## Task inputs
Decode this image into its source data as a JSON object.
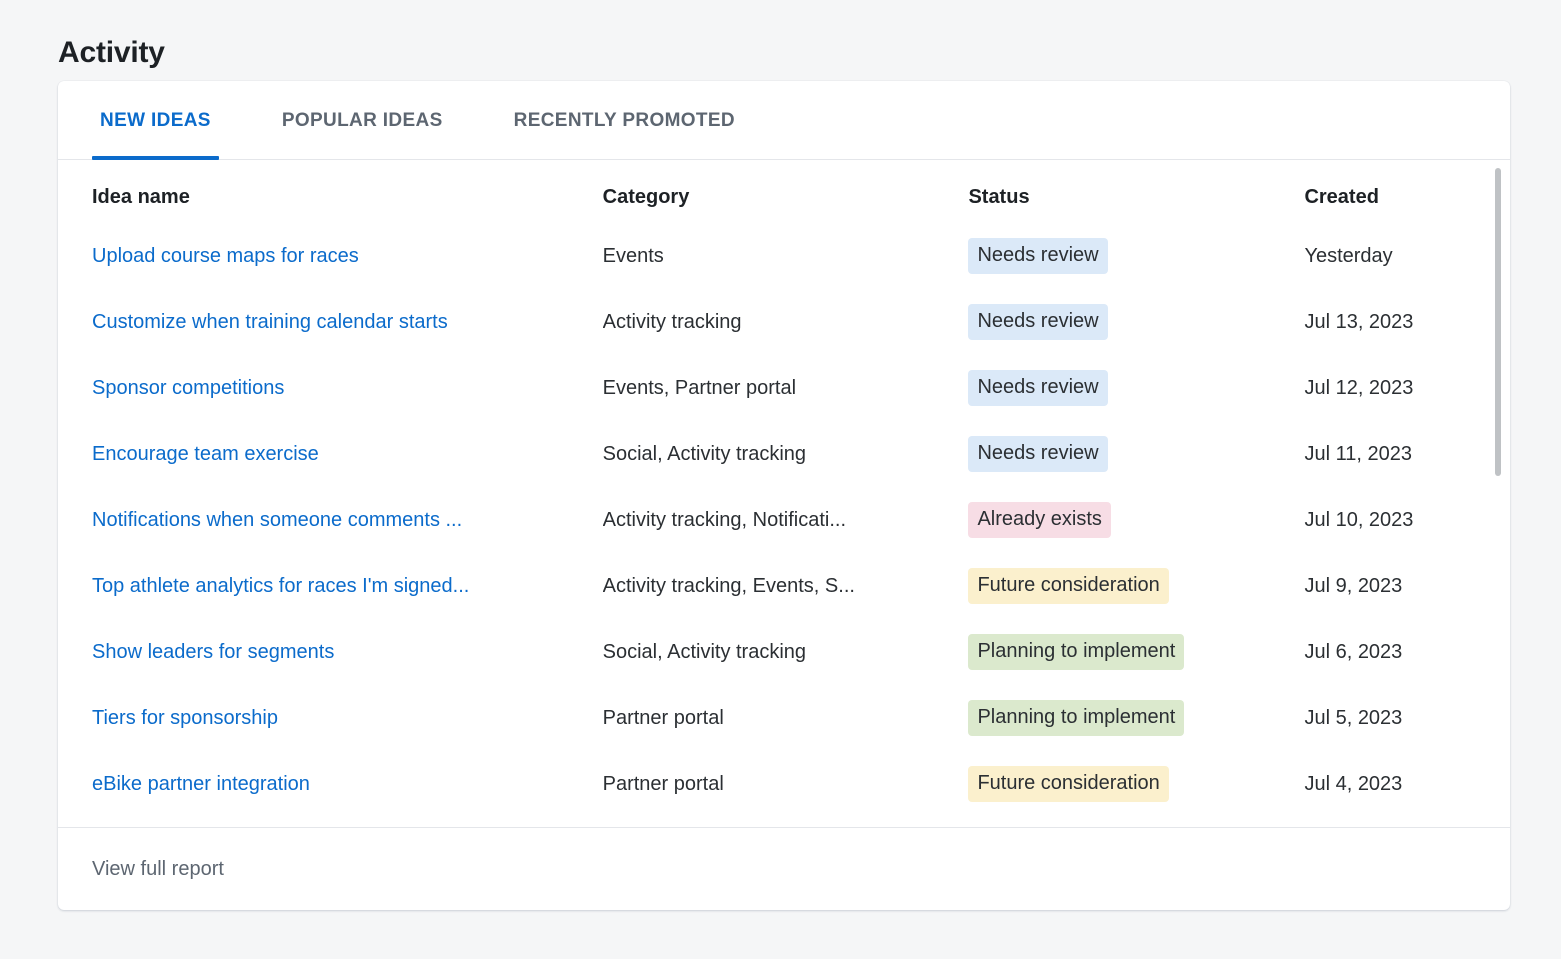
{
  "page": {
    "title": "Activity"
  },
  "tabs": [
    {
      "label": "NEW IDEAS",
      "active": true
    },
    {
      "label": "POPULAR IDEAS",
      "active": false
    },
    {
      "label": "RECENTLY PROMOTED",
      "active": false
    }
  ],
  "table": {
    "columns": [
      "Idea name",
      "Category",
      "Status",
      "Created"
    ],
    "rows": [
      {
        "name": "Upload course maps for races",
        "category": "Events",
        "status": "Needs review",
        "status_color": "#dbe9f8",
        "created": "Yesterday"
      },
      {
        "name": "Customize when training calendar starts",
        "category": "Activity tracking",
        "status": "Needs review",
        "status_color": "#dbe9f8",
        "created": "Jul 13, 2023"
      },
      {
        "name": "Sponsor competitions",
        "category": "Events, Partner portal",
        "status": "Needs review",
        "status_color": "#dbe9f8",
        "created": "Jul 12, 2023"
      },
      {
        "name": "Encourage team exercise",
        "category": "Social, Activity tracking",
        "status": "Needs review",
        "status_color": "#dbe9f8",
        "created": "Jul 11, 2023"
      },
      {
        "name": "Notifications when someone comments ...",
        "category": "Activity tracking, Notificati...",
        "status": "Already exists",
        "status_color": "#f7dde5",
        "created": "Jul 10, 2023"
      },
      {
        "name": "Top athlete analytics for races I'm signed...",
        "category": "Activity tracking, Events, S...",
        "status": "Future consideration",
        "status_color": "#fbf0cd",
        "created": "Jul 9, 2023"
      },
      {
        "name": "Show leaders for segments",
        "category": "Social, Activity tracking",
        "status": "Planning to implement",
        "status_color": "#dbe9cd",
        "created": "Jul 6, 2023"
      },
      {
        "name": "Tiers for sponsorship",
        "category": "Partner portal",
        "status": "Planning to implement",
        "status_color": "#dbe9cd",
        "created": "Jul 5, 2023"
      },
      {
        "name": "eBike partner integration",
        "category": "Partner portal",
        "status": "Future consideration",
        "status_color": "#fbf0cd",
        "created": "Jul 4, 2023"
      }
    ]
  },
  "footer": {
    "link_label": "View full report"
  },
  "colors": {
    "accent": "#0b6bcb",
    "link": "#0b6bcb",
    "page_background": "#f5f6f7",
    "card_background": "#ffffff",
    "text": "#2b2f33",
    "muted_text": "#5d6671",
    "scrollbar_thumb": "#bfc2c5"
  }
}
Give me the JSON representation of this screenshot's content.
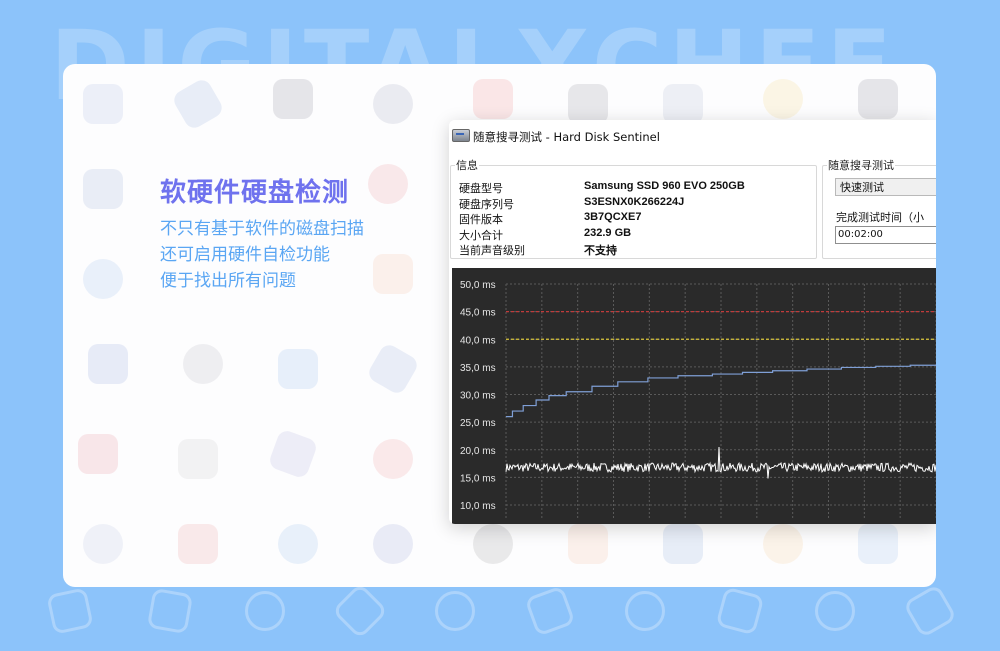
{
  "brand": {
    "watermark": "DIGITALXCHEF"
  },
  "promo": {
    "title": "软硬件硬盘检测",
    "lines": [
      "不只有基于软件的磁盘扫描",
      "还可启用硬件自检功能",
      "便于找出所有问题"
    ]
  },
  "window": {
    "title": "随意搜寻测试 - Hard Disk Sentinel",
    "info_group": {
      "legend": "信息",
      "rows": [
        {
          "label": "硬盘型号",
          "value": "Samsung SSD 960 EVO 250GB"
        },
        {
          "label": "硬盘序列号",
          "value": "S3ESNX0K266224J"
        },
        {
          "label": "固件版本",
          "value": "3B7QCXE7"
        },
        {
          "label": "大小合计",
          "value": "232.9 GB"
        },
        {
          "label": "当前声音级别",
          "value": "不支持"
        }
      ]
    },
    "test_group": {
      "legend": "随意搜寻测试",
      "test_type": "快速测试",
      "duration_label": "完成测试时间（小",
      "duration_value": "00:02:00"
    }
  },
  "chart_data": {
    "type": "line",
    "y_unit": "ms",
    "y_ticks": [
      "50,0 ms",
      "45,0 ms",
      "40,0 ms",
      "35,0 ms",
      "30,0 ms",
      "25,0 ms",
      "20,0 ms",
      "15,0 ms",
      "10,0 ms"
    ],
    "ylim": [
      10,
      50
    ],
    "x_range": [
      0,
      100
    ],
    "grid": true,
    "reference_lines": [
      {
        "value": 45,
        "color": "#c03a3a",
        "style": "dashed"
      },
      {
        "value": 40,
        "color": "#d8c43a",
        "style": "dashed"
      }
    ],
    "series": [
      {
        "color": "#7f9fd6",
        "points": [
          [
            0,
            26
          ],
          [
            1.5,
            27
          ],
          [
            4,
            28
          ],
          [
            7,
            29
          ],
          [
            10,
            29.8
          ],
          [
            14,
            30.5
          ],
          [
            20,
            31.5
          ],
          [
            26,
            32.3
          ],
          [
            33,
            33
          ],
          [
            40,
            33.4
          ],
          [
            48,
            33.7
          ],
          [
            55,
            34
          ],
          [
            62,
            34.3
          ],
          [
            70,
            34.6
          ],
          [
            78,
            34.9
          ],
          [
            86,
            35.1
          ],
          [
            94,
            35.3
          ],
          [
            100,
            35.4
          ]
        ]
      },
      {
        "color": "#ffffff",
        "baseline": 16.8,
        "spread": 1.6,
        "spikes": [
          [
            49.5,
            20.5
          ],
          [
            61,
            14.8
          ]
        ]
      }
    ]
  },
  "colors": {
    "background": "#8cc3fa",
    "promo_title": "#6f72ee",
    "promo_text": "#5aa6f3",
    "chart_background": "#2a2a2a"
  }
}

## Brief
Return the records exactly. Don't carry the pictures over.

## Exercise output
Decode this image into its source data as a JSON object.
{
  "page": {
    "title": "Activity"
  },
  "tabs": [
    {
      "label": "NEW IDEAS",
      "active": true
    },
    {
      "label": "POPULAR IDEAS",
      "active": false
    },
    {
      "label": "RECENTLY PROMOTED",
      "active": false
    }
  ],
  "table": {
    "columns": [
      "Idea name",
      "Category",
      "Status",
      "Created"
    ],
    "rows": [
      {
        "name": "Upload course maps for races",
        "category": "Events",
        "status": "Needs review",
        "status_color": "#dbe9f8",
        "created": "Yesterday"
      },
      {
        "name": "Customize when training calendar starts",
        "category": "Activity tracking",
        "status": "Needs review",
        "status_color": "#dbe9f8",
        "created": "Jul 13, 2023"
      },
      {
        "name": "Sponsor competitions",
        "category": "Events, Partner portal",
        "status": "Needs review",
        "status_color": "#dbe9f8",
        "created": "Jul 12, 2023"
      },
      {
        "name": "Encourage team exercise",
        "category": "Social, Activity tracking",
        "status": "Needs review",
        "status_color": "#dbe9f8",
        "created": "Jul 11, 2023"
      },
      {
        "name": "Notifications when someone comments ...",
        "category": "Activity tracking, Notificati...",
        "status": "Already exists",
        "status_color": "#f7dde5",
        "created": "Jul 10, 2023"
      },
      {
        "name": "Top athlete analytics for races I'm signed...",
        "category": "Activity tracking, Events, S...",
        "status": "Future consideration",
        "status_color": "#fbf0cd",
        "created": "Jul 9, 2023"
      },
      {
        "name": "Show leaders for segments",
        "category": "Social, Activity tracking",
        "status": "Planning to implement",
        "status_color": "#dbe9cd",
        "created": "Jul 6, 2023"
      },
      {
        "name": "Tiers for sponsorship",
        "category": "Partner portal",
        "status": "Planning to implement",
        "status_color": "#dbe9cd",
        "created": "Jul 5, 2023"
      },
      {
        "name": "eBike partner integration",
        "category": "Partner portal",
        "status": "Future consideration",
        "status_color": "#fbf0cd",
        "created": "Jul 4, 2023"
      }
    ]
  },
  "footer": {
    "link_label": "View full report"
  },
  "colors": {
    "accent": "#0b6bcb",
    "link": "#0b6bcb",
    "page_background": "#f5f6f7",
    "card_background": "#ffffff",
    "text": "#2b2f33",
    "muted_text": "#5d6671",
    "scrollbar_thumb": "#bfc2c5"
  }
}
Give me the JSON representation of this screenshot's content.
{
  "brand": {
    "watermark": "DIGITALXCHEF"
  },
  "promo": {
    "title": "软硬件硬盘检测",
    "lines": [
      "不只有基于软件的磁盘扫描",
      "还可启用硬件自检功能",
      "便于找出所有问题"
    ]
  },
  "window": {
    "title": "随意搜寻测试 - Hard Disk Sentinel",
    "info_group": {
      "legend": "信息",
      "rows": [
        {
          "label": "硬盘型号",
          "value": "Samsung SSD 960 EVO 250GB"
        },
        {
          "label": "硬盘序列号",
          "value": "S3ESNX0K266224J"
        },
        {
          "label": "固件版本",
          "value": "3B7QCXE7"
        },
        {
          "label": "大小合计",
          "value": "232.9 GB"
        },
        {
          "label": "当前声音级别",
          "value": "不支持"
        }
      ]
    },
    "test_group": {
      "legend": "随意搜寻测试",
      "test_type": "快速测试",
      "duration_label": "完成测试时间（小",
      "duration_value": "00:02:00"
    }
  },
  "chart_data": {
    "type": "line",
    "y_unit": "ms",
    "y_ticks": [
      "50,0 ms",
      "45,0 ms",
      "40,0 ms",
      "35,0 ms",
      "30,0 ms",
      "25,0 ms",
      "20,0 ms",
      "15,0 ms",
      "10,0 ms"
    ],
    "ylim": [
      10,
      50
    ],
    "x_range": [
      0,
      100
    ],
    "grid": true,
    "reference_lines": [
      {
        "value": 45,
        "color": "#c03a3a",
        "style": "dashed"
      },
      {
        "value": 40,
        "color": "#d8c43a",
        "style": "dashed"
      }
    ],
    "series": [
      {
        "color": "#7f9fd6",
        "points": [
          [
            0,
            26
          ],
          [
            1.5,
            27
          ],
          [
            4,
            28
          ],
          [
            7,
            29
          ],
          [
            10,
            29.8
          ],
          [
            14,
            30.5
          ],
          [
            20,
            31.5
          ],
          [
            26,
            32.3
          ],
          [
            33,
            33
          ],
          [
            40,
            33.4
          ],
          [
            48,
            33.7
          ],
          [
            55,
            34
          ],
          [
            62,
            34.3
          ],
          [
            70,
            34.6
          ],
          [
            78,
            34.9
          ],
          [
            86,
            35.1
          ],
          [
            94,
            35.3
          ],
          [
            100,
            35.4
          ]
        ]
      },
      {
        "color": "#ffffff",
        "baseline": 16.8,
        "spread": 1.6,
        "spikes": [
          [
            49.5,
            20.5
          ],
          [
            61,
            14.8
          ]
        ]
      }
    ]
  },
  "colors": {
    "background": "#8cc3fa",
    "promo_title": "#6f72ee",
    "promo_text": "#5aa6f3",
    "chart_background": "#2a2a2a"
  }
}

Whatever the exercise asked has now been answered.